City Council statement on veto override & June 21 meeting notes
Next steps for budget & tax proposal are 3 public hearings
City budget plan reaffirmed by Council focuses on SLC’s core services, restoring maintenance needs
A majority of the Salt Lake City Council has reaffirmed its support for an annual budget plan that focuses on core public services and restores overdue maintenance needs, such as street and curb repair.
The City Council on Friday, June 21, re-approved the Fiscal Year 2013-14 general fund budget, by a vote of 5-2 with Council Members Carlton Christensen and Stan Penfold voting against it. The vote overrides a budget veto delivered to the Council on June 19 by Mayor Becker.
The budget and a decision on a property tax increase will not be final until August after soliciting feedback, and the Truth-in-Taxation hearing.
The $200 million plus general fund budget, which begins July 1, is the operating budget for delivering services like police, fire, and parks and also includes the capital budget for major infrastructure projects.
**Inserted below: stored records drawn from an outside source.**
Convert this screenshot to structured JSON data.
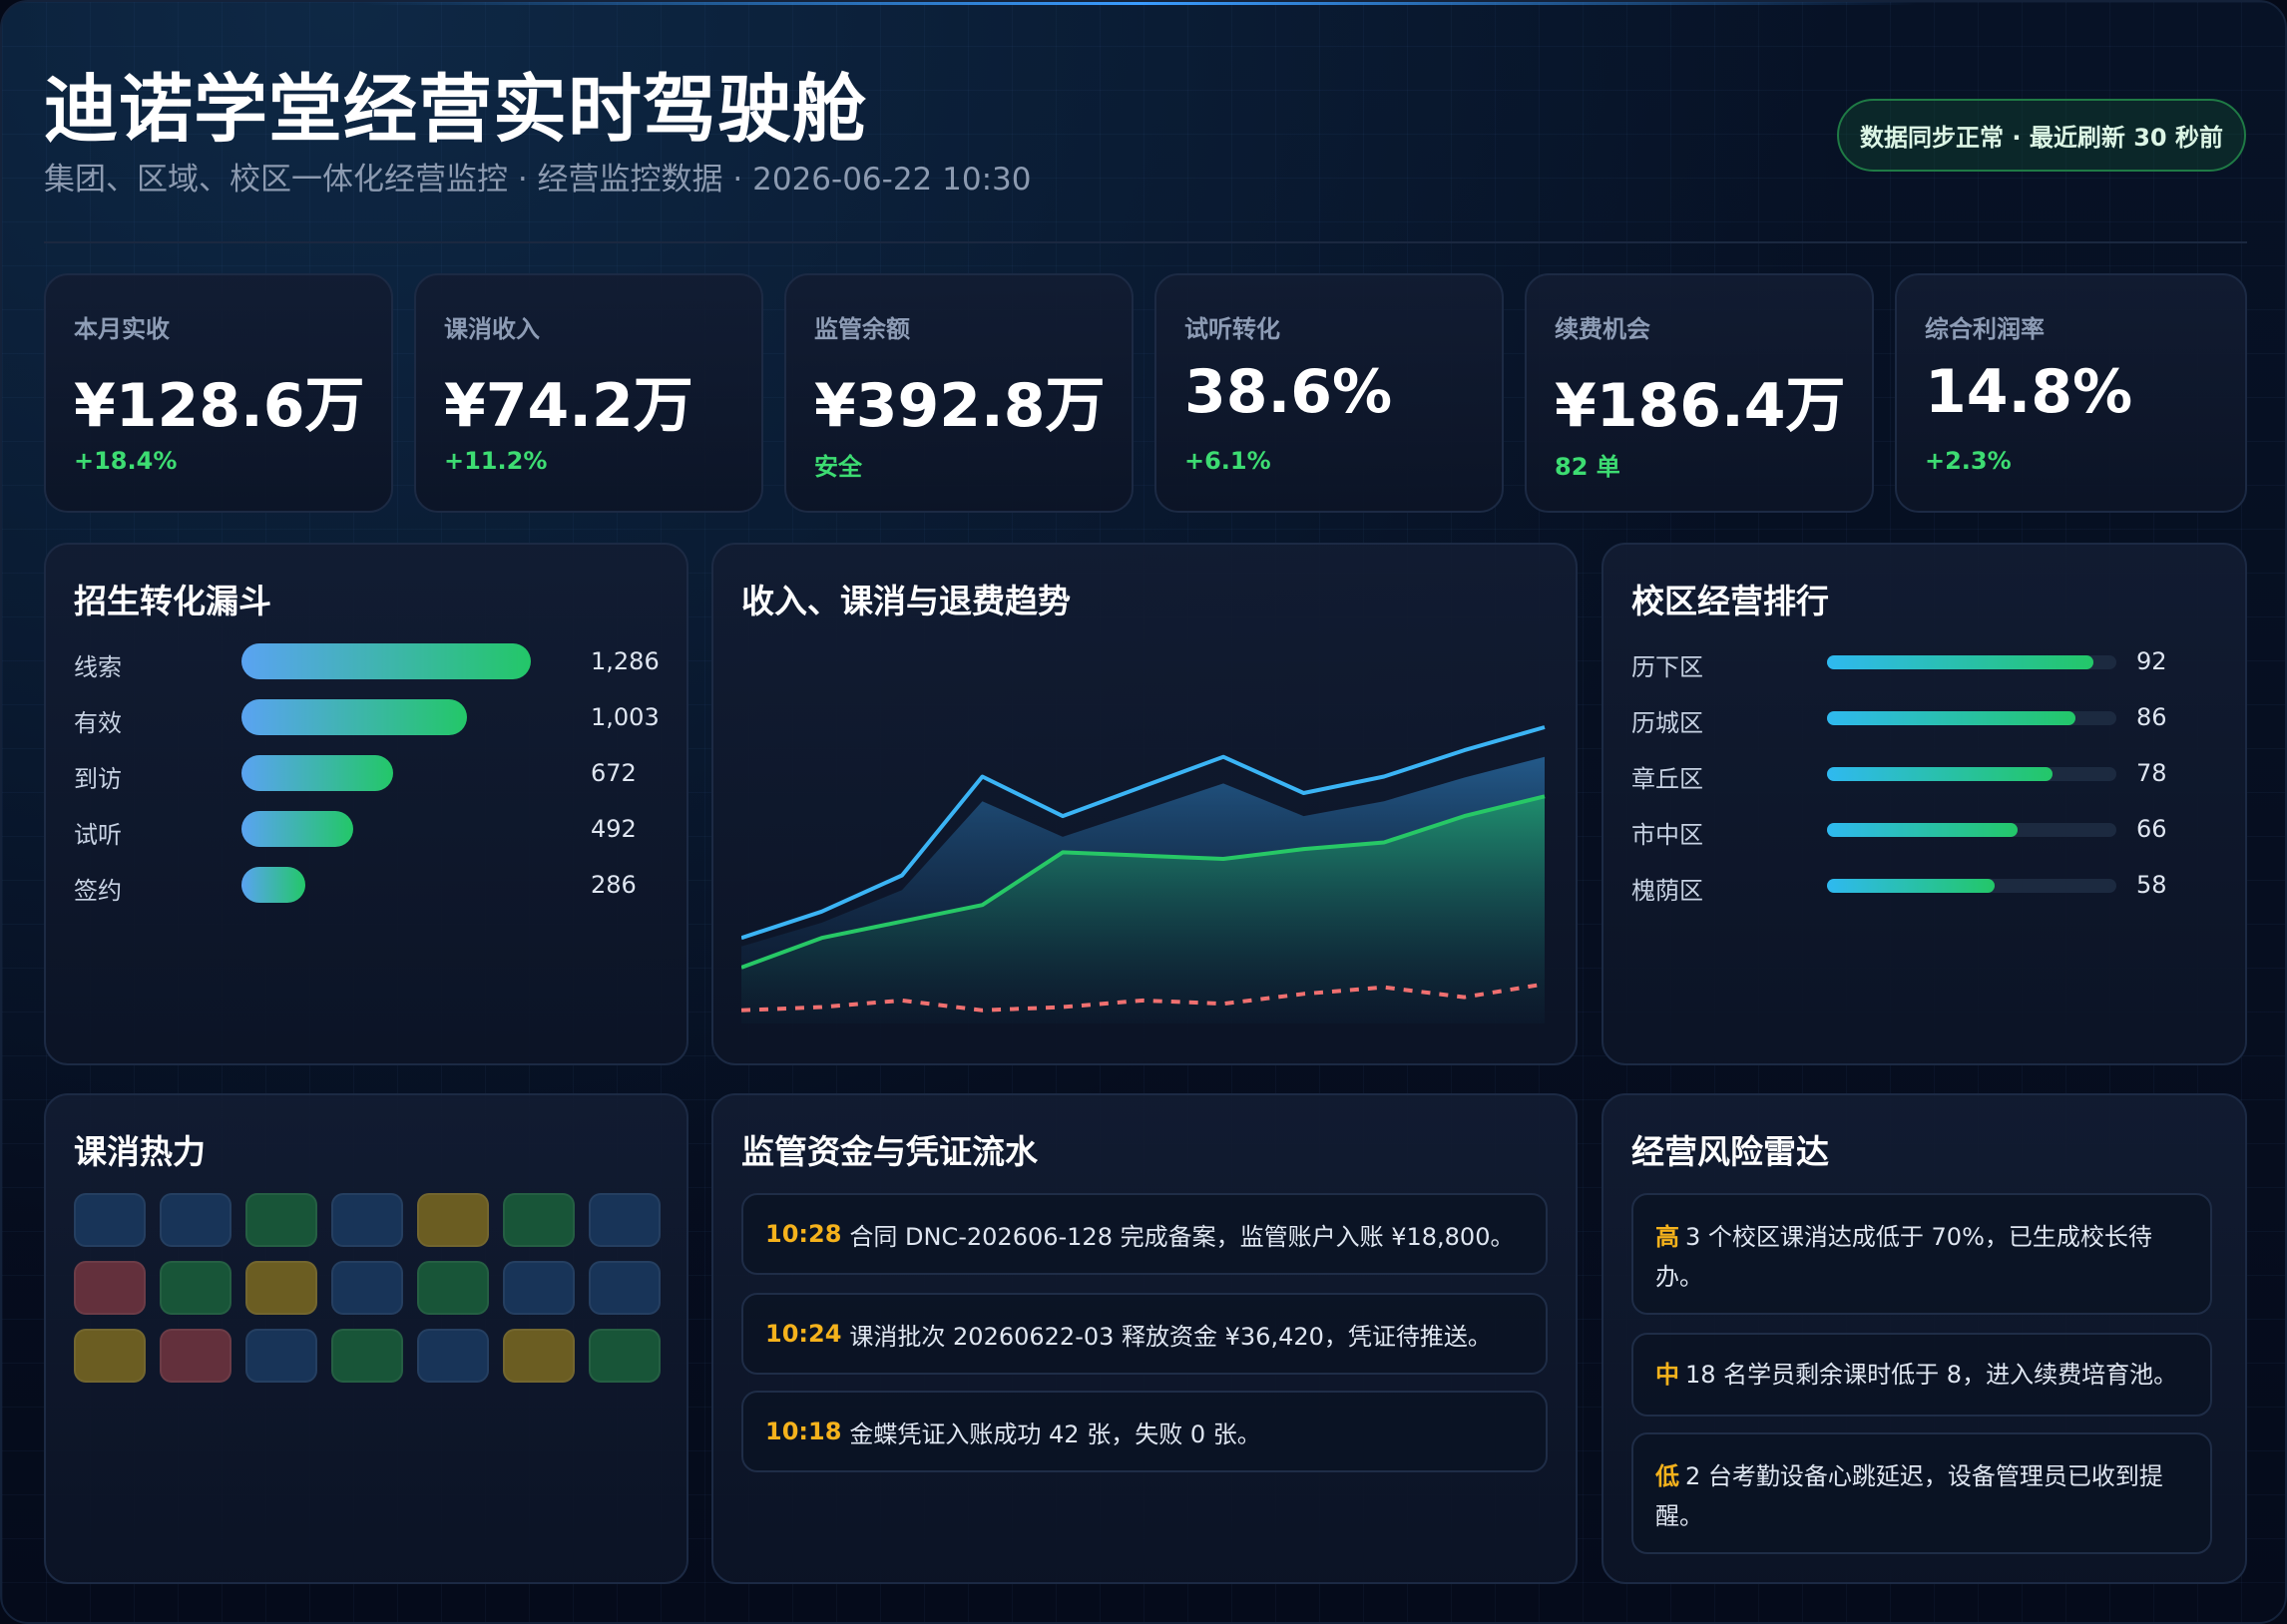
{
  "header": {
    "title": "迪诺学堂经营实时驾驶舱",
    "subtitle": "集团、区域、校区一体化经营监控 · 经营监控数据 · 2026-06-22 10:30",
    "sync_status": "数据同步正常 · 最近刷新 30 秒前"
  },
  "kpis": [
    {
      "label": "本月实收",
      "value": "¥128.6万",
      "delta": "+18.4%"
    },
    {
      "label": "课消收入",
      "value": "¥74.2万",
      "delta": "+11.2%"
    },
    {
      "label": "监管余额",
      "value": "¥392.8万",
      "delta": "安全"
    },
    {
      "label": "试听转化",
      "value": "38.6%",
      "delta": "+6.1%"
    },
    {
      "label": "续费机会",
      "value": "¥186.4万",
      "delta": "82 单"
    },
    {
      "label": "综合利润率",
      "value": "14.8%",
      "delta": "+2.3%"
    }
  ],
  "funnel": {
    "title": "招生转化漏斗",
    "rows": [
      {
        "label": "线索",
        "value": "1,286",
        "ratio": 1.0
      },
      {
        "label": "有效",
        "value": "1,003",
        "ratio": 0.78
      },
      {
        "label": "到访",
        "value": "672",
        "ratio": 0.525
      },
      {
        "label": "试听",
        "value": "492",
        "ratio": 0.385
      },
      {
        "label": "签约",
        "value": "286",
        "ratio": 0.22
      }
    ]
  },
  "trend": {
    "title": "收入、课消与退费趋势"
  },
  "chart_data": {
    "type": "line",
    "title": "收入、课消与退费趋势",
    "x": [
      0,
      1,
      2,
      3,
      4,
      5,
      6,
      7,
      8,
      9,
      10
    ],
    "ylim": [
      0,
      100
    ],
    "series": [
      {
        "values": [
          26,
          34,
          45,
          75,
          63,
          72,
          81,
          70,
          75,
          83,
          90
        ]
      },
      {
        "values": [
          17,
          26,
          31,
          36,
          52,
          51,
          50,
          53,
          55,
          63,
          69
        ]
      },
      {
        "values": [
          4,
          5,
          7,
          4,
          5,
          7,
          6,
          9,
          11,
          8,
          12
        ]
      }
    ],
    "colors": [
      "#3bb4f5",
      "#27c866",
      "#f07070"
    ]
  },
  "ranking": {
    "title": "校区经营排行",
    "rows": [
      {
        "label": "历下区",
        "value": "92",
        "ratio": 0.92
      },
      {
        "label": "历城区",
        "value": "86",
        "ratio": 0.86
      },
      {
        "label": "章丘区",
        "value": "78",
        "ratio": 0.78
      },
      {
        "label": "市中区",
        "value": "66",
        "ratio": 0.66
      },
      {
        "label": "槐荫区",
        "value": "58",
        "ratio": 0.58
      }
    ]
  },
  "heatmap": {
    "title": "课消热力",
    "cells": [
      [
        "blue",
        "blue",
        "green",
        "blue",
        "yellow",
        "green",
        "blue"
      ],
      [
        "red",
        "green",
        "yellow",
        "blue",
        "green",
        "blue",
        "blue"
      ],
      [
        "yellow",
        "red",
        "blue",
        "green",
        "blue",
        "yellow",
        "green"
      ]
    ],
    "palette": {
      "blue": "#183458",
      "green": "#185538",
      "yellow": "#6b5d22",
      "red": "#63303c"
    }
  },
  "funds": {
    "title": "监管资金与凭证流水",
    "items": [
      {
        "time": "10:28",
        "text": "合同 DNC-202606-128 完成备案，监管账户入账 ¥18,800。"
      },
      {
        "time": "10:24",
        "text": "课消批次 20260622-03 释放资金 ¥36,420，凭证待推送。"
      },
      {
        "time": "10:18",
        "text": "金蝶凭证入账成功 42 张，失败 0 张。"
      }
    ]
  },
  "risk": {
    "title": "经营风险雷达",
    "items": [
      {
        "level": "高",
        "text": "3 个校区课消达成低于 70%，已生成校长待办。",
        "color": "#f5b21c"
      },
      {
        "level": "中",
        "text": "18 名学员剩余课时低于 8，进入续费培育池。",
        "color": "#f5b21c"
      },
      {
        "level": "低",
        "text": "2 台考勤设备心跳延迟，设备管理员已收到提醒。",
        "color": "#f5b21c"
      }
    ]
  }
}
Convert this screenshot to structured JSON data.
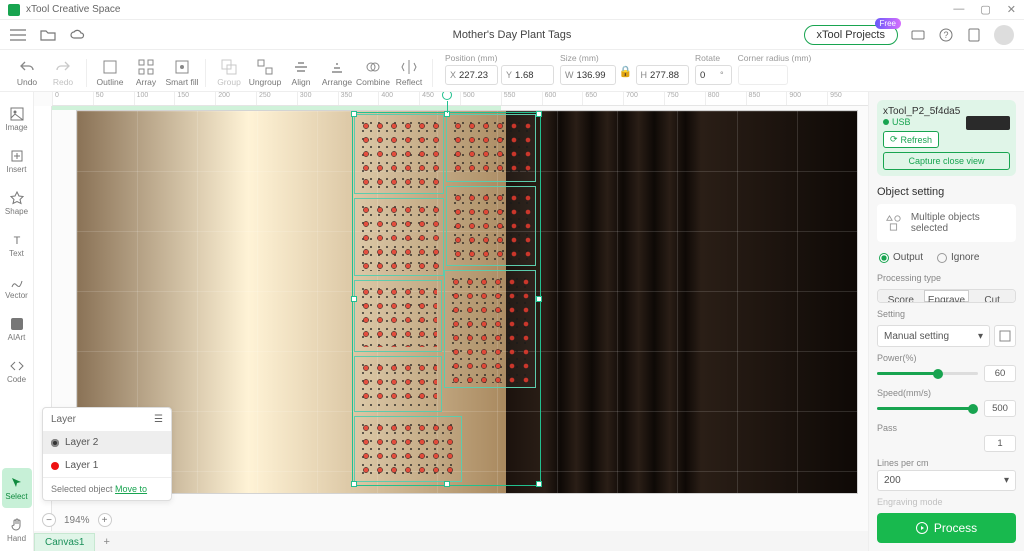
{
  "app": {
    "title": "xTool Creative Space"
  },
  "window_controls": {
    "min": "—",
    "max": "▢",
    "close": "✕"
  },
  "topbar": {
    "project_title": "Mother's Day Plant Tags",
    "xtool_projects": "xTool Projects",
    "free_badge": "Free"
  },
  "toolbar": {
    "undo": "Undo",
    "redo": "Redo",
    "outline": "Outline",
    "array": "Array",
    "smartfill": "Smart fill",
    "group": "Group",
    "ungroup": "Ungroup",
    "align": "Align",
    "arrange": "Arrange",
    "combine": "Combine",
    "reflect": "Reflect",
    "position_label": "Position (mm)",
    "x": "227.23",
    "y": "1.68",
    "size_label": "Size (mm)",
    "w": "136.99",
    "h": "277.88",
    "rotate_label": "Rotate",
    "rotate": "0",
    "corner_label": "Corner radius (mm)"
  },
  "rail": {
    "image": "Image",
    "insert": "Insert",
    "shape": "Shape",
    "text": "Text",
    "vector": "Vector",
    "aiart": "AIArt",
    "code": "Code",
    "select": "Select",
    "hand": "Hand"
  },
  "ruler": [
    "0",
    "50",
    "100",
    "150",
    "200",
    "250",
    "300",
    "350",
    "400",
    "450",
    "500",
    "550",
    "600",
    "650",
    "700",
    "750",
    "800",
    "850",
    "900",
    "950"
  ],
  "layers": {
    "title": "Layer",
    "items": [
      {
        "name": "Layer 2",
        "color": "#333333"
      },
      {
        "name": "Layer 1",
        "color": "#e11"
      }
    ],
    "footer_prefix": "Selected object ",
    "footer_link": "Move to"
  },
  "zoom": {
    "value": "194%"
  },
  "canvas_tab": "Canvas1",
  "right": {
    "device_name": "xTool_P2_5f4da5",
    "connection": "USB",
    "refresh": "Refresh",
    "capture": "Capture close view",
    "object_setting": "Object setting",
    "multi_selected": "Multiple objects selected",
    "output": "Output",
    "ignore": "Ignore",
    "processing_type": "Processing type",
    "score": "Score",
    "engrave": "Engrave",
    "cut": "Cut",
    "setting": "Setting",
    "manual_setting": "Manual setting",
    "power_label": "Power(%)",
    "power_val": "60",
    "speed_label": "Speed(mm/s)",
    "speed_val": "500",
    "pass_label": "Pass",
    "pass_val": "1",
    "lines_label": "Lines per cm",
    "lines_val": "200",
    "engraving_mode": "Engraving mode",
    "process": "Process"
  }
}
The budget is funded primarily by the City's ongoing general revenue sources such as property and sales taxes.
The Council first approved the budget and tax increase proposal with a 5-2 vote on June 18.
Due to the proposed property tax increase, some of the items restored in the budget include: adding $4.6 million for street, sidewalk, curb, gutter and many other improvements as part of the Capital Improvement Projects program. The final budget adds back the hiring of police officers, which the mayor had planned to delay until a later date. The Council also restored $350,000 in funding for the fire department that is contingent upon the money being used to restore a system using four-handed crews and maintaining service as has existed.
All in all, the Council focused in on the infrastructure and other budget needs of the City during the budget deliberations. The discussion covered a wide spectrum of items that could benefit from more funding. In the end, infrastructure, public safety, historic planning, and other core services won out.
Although most Council Members voiced at least some hesitancy at a property tax increase during their initial discussions, in the end a majority of Council Members decided to move ahead with a proposed property tax increase that would bring in 8 million dollars to help pay for the much-need improvements and maintenance schedule.
The tax increase pursued by the Council is subject to a Truth-in-Taxation hearing that is scheduled for Thursday, August 15, 2013 at 6:00 p.m., Room 315, City & County Building, 451 South State Street. In all, the Council will hold three public hearings within the next 50 days on the proposed tax increase. The other two hearings will be held July 9, July 16, both at 7 p.m. in room 315, the City & County Building. The public is invited to comment on the proposal at upcoming meetings, as well as the Truth-in-Taxation hearing.
Council Members believe public input on the budget has been invaluable as residents have spoken at public hearings and sent in comments through email, and to Open City Hall, the City’s online forum. Four public hearings were held, starting in May
City Council Statement Regarding Budget override
June 21, 2013
With the budget we have passed today, the Salt Lake City Council reaffirms its dedication to making a better Capital City.
The Council respects Mayor Becker and believes his Recommended Budget is sound in many ways. The Mayor’s Recommended Budget is the beginning of the City’s budget conversations. It then takes many points of view to jointly and wisely manage the hard-earned tax dollars provided to the City.
After long discussions about the budget and concerns about the ‘right time,’ we have come to the conclusion that we cannot continue to delay fixing our aging streets or further trim the budgets of public safety. The City – its businesses, its residents and its employees – have continued to do more with less. We are not proposing lavish expenditures.
This budget is part of a multi-step approach to find broad, fair revenue sources in order to protect our core services and infrastructure for Salt Lake City. This budget focuses on:
- Public safety by stabilizing funding and resources for our police & fire departments
- Preserving infrastructure by funding streets, curb, and sidewalk repairs, and overdue parks maintenance. Cheaper repairs now mean less costly replacements later
- A path of fiscal sustainability, reducing a reliance on one-time money for ongoing expenses
The Council-adopted budget preserves options and outlines an effective and responsible use of taxpayer dollars.
Now, the next step is to engage the public to help scrutinize our plan and give us feedback. Over the next 50 days, we will hold three public hearings on the proposed tax increase. We want your input and your ideas on this budget.
Our current City Budget proposal for Fiscal Year 2013-14 will improve everyday life from the ground up. It’s something we believe is worth paying for.